=== The task ===
How many of the lines below contain the word "title"? Only the number is wanted.

Dataset rows describing interfaces:
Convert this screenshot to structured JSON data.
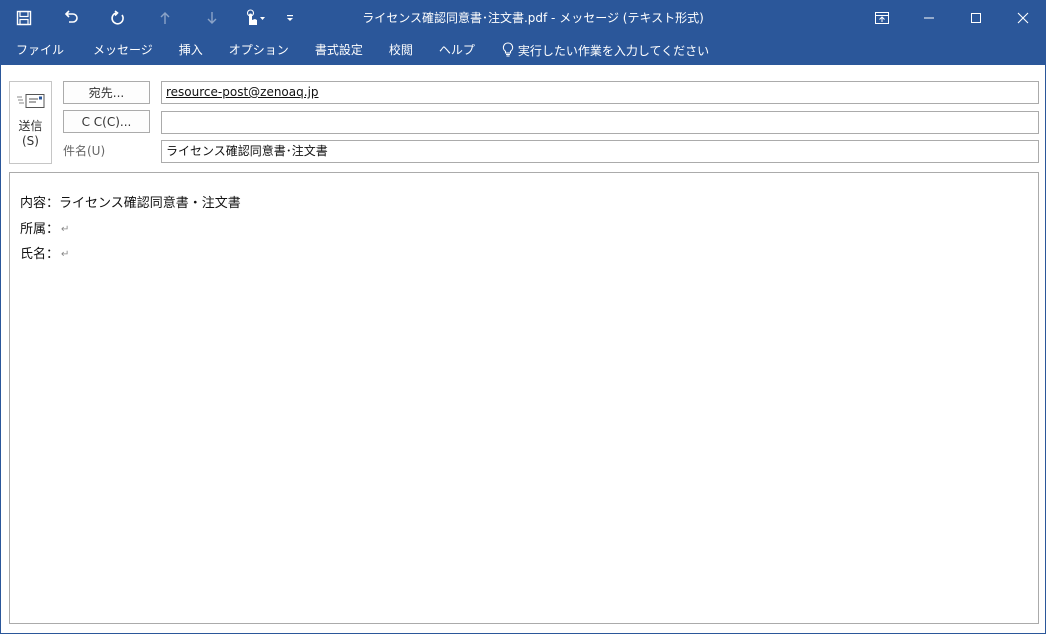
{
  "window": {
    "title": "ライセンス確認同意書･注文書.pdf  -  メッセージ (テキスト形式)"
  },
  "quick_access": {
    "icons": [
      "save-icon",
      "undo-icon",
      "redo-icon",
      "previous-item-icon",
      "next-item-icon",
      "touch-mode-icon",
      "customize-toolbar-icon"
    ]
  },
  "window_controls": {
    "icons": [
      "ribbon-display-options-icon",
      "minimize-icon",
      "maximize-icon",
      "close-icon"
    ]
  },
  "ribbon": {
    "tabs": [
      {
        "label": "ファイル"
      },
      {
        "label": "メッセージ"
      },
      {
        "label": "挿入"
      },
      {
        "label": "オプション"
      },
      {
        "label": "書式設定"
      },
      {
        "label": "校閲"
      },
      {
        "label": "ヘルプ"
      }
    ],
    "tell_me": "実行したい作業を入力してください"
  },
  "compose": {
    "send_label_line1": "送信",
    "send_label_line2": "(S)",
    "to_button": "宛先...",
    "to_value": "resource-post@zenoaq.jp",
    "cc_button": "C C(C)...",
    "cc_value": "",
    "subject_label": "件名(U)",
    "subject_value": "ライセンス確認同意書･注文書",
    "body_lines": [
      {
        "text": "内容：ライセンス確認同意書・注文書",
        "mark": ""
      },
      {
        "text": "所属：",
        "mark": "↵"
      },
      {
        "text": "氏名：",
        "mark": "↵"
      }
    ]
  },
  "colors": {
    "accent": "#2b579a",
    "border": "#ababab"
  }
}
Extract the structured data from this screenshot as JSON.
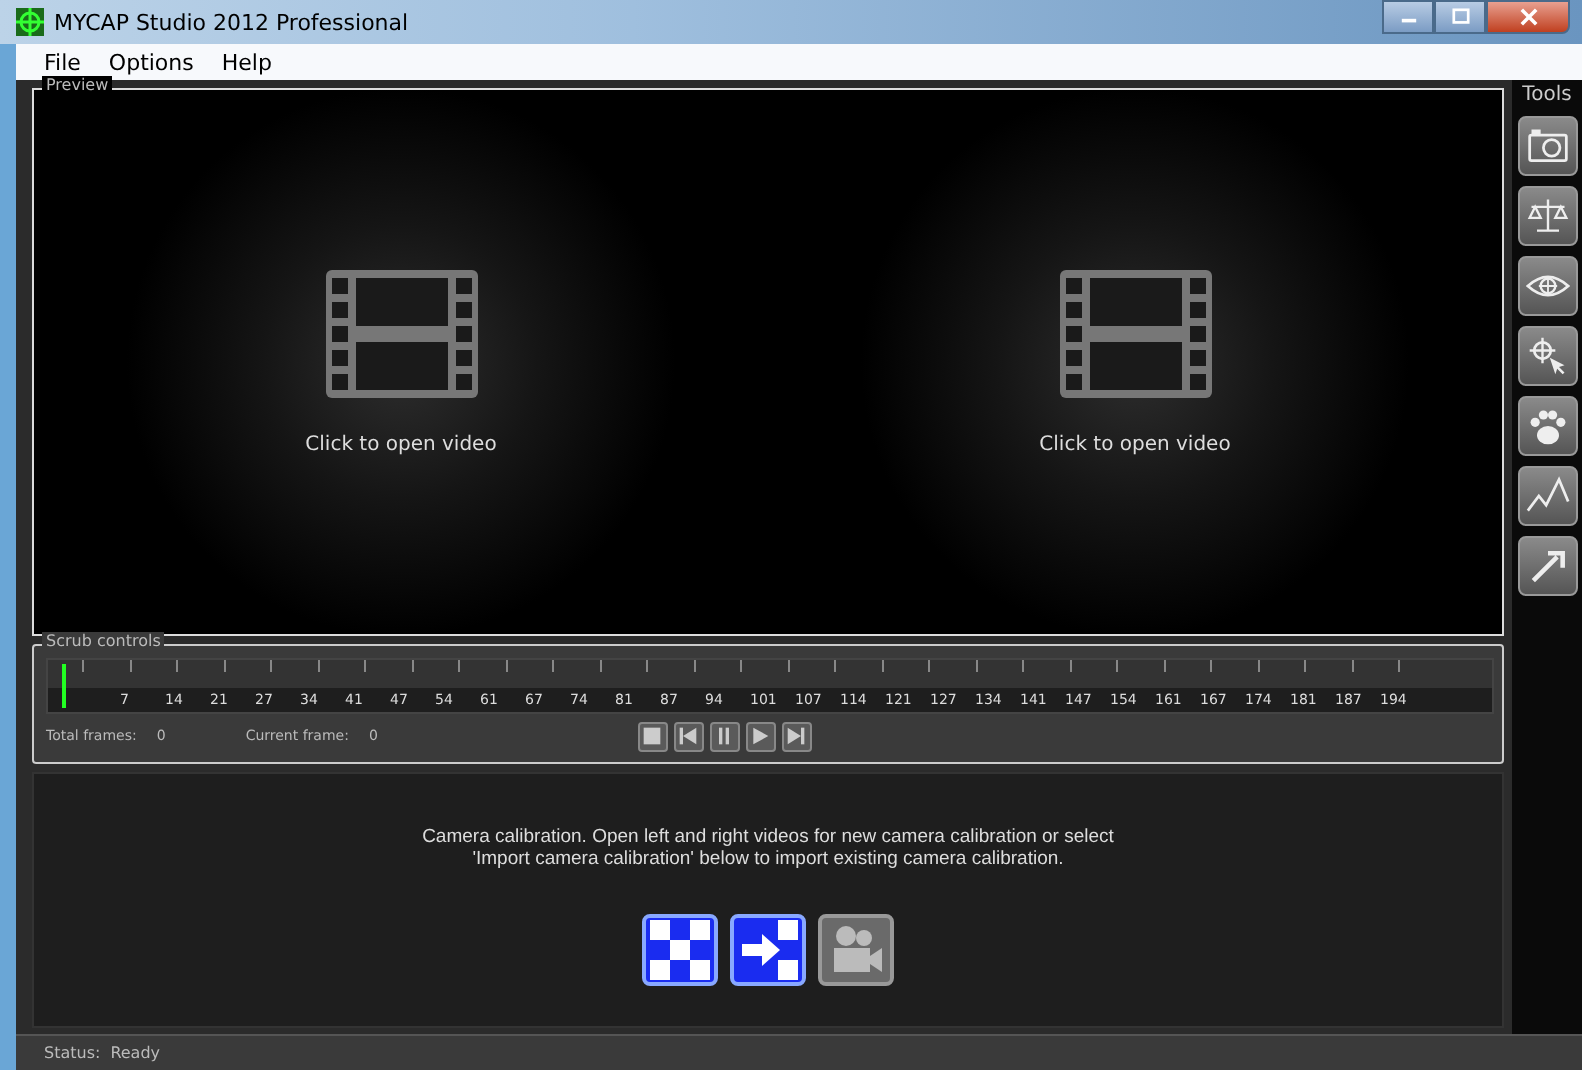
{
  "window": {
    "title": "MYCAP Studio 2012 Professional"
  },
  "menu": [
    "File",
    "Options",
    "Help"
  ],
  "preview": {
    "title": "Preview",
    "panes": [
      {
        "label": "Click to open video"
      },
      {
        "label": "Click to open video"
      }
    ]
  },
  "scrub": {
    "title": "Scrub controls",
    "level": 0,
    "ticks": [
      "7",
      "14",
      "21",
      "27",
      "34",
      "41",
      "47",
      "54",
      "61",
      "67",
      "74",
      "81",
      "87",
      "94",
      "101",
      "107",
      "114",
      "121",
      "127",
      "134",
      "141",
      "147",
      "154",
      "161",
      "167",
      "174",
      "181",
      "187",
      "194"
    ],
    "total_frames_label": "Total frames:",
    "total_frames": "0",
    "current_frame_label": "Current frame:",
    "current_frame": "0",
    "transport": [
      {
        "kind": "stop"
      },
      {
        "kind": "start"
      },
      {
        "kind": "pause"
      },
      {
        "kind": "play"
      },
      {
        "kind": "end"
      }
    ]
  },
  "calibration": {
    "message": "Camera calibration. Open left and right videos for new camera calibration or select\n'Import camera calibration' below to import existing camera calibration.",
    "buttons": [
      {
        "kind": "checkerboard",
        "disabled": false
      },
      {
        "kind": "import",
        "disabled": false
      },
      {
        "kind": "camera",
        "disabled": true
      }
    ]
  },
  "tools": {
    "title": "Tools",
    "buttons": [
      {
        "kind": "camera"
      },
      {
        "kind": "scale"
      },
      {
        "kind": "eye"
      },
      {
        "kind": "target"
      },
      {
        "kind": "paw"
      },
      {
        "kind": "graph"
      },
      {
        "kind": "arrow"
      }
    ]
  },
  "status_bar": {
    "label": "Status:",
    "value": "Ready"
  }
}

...

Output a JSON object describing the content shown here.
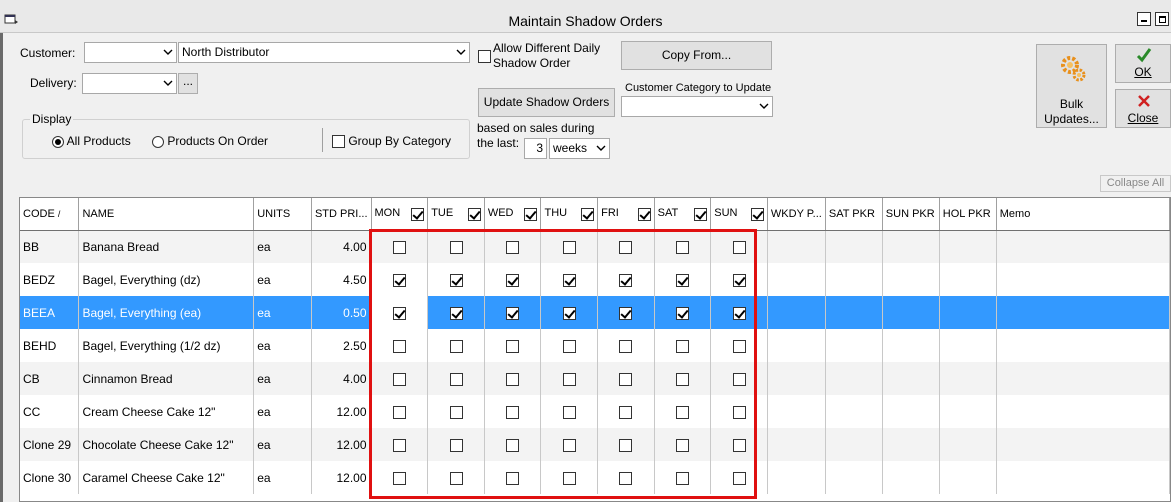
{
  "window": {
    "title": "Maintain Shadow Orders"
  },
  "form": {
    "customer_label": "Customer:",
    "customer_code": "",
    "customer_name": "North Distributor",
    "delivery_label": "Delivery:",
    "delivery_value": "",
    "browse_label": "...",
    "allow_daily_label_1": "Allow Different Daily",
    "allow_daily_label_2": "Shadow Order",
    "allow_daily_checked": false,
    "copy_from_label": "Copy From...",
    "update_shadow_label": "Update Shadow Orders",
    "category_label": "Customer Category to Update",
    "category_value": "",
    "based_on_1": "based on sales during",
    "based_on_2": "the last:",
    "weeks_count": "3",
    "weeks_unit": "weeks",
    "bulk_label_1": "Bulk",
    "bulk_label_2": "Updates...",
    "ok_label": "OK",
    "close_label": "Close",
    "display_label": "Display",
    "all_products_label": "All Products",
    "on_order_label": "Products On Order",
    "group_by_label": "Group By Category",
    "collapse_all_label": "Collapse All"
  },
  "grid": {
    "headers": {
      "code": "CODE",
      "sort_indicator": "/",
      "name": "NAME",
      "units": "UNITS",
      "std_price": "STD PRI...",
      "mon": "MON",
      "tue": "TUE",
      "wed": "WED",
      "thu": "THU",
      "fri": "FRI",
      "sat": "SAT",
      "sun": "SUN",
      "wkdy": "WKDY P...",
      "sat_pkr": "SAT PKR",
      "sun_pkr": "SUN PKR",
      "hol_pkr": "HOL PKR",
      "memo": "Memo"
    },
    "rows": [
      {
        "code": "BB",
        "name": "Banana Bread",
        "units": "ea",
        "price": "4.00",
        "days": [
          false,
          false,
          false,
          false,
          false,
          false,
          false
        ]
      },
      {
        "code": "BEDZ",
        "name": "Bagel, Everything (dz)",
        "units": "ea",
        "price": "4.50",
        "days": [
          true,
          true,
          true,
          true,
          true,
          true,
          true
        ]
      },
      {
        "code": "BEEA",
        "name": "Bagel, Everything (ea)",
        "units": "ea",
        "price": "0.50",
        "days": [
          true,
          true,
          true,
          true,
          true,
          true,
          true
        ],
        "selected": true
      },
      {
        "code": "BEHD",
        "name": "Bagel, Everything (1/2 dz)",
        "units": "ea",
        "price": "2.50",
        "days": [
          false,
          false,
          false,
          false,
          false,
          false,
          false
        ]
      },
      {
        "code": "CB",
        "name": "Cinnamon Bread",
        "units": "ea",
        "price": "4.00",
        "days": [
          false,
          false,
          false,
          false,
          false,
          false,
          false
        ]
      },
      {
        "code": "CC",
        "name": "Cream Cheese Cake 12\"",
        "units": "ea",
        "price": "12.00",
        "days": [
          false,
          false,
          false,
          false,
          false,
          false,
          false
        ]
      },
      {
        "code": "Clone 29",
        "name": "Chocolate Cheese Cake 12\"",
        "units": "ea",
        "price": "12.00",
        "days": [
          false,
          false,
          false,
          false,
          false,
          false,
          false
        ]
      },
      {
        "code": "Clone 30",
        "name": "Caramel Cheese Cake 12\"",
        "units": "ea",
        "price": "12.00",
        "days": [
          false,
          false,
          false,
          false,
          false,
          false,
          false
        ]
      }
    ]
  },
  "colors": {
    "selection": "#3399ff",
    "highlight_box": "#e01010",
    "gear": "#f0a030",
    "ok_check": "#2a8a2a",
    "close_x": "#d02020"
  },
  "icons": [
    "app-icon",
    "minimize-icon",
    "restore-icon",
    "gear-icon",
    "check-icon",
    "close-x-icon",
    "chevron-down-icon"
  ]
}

=== The answer ===
6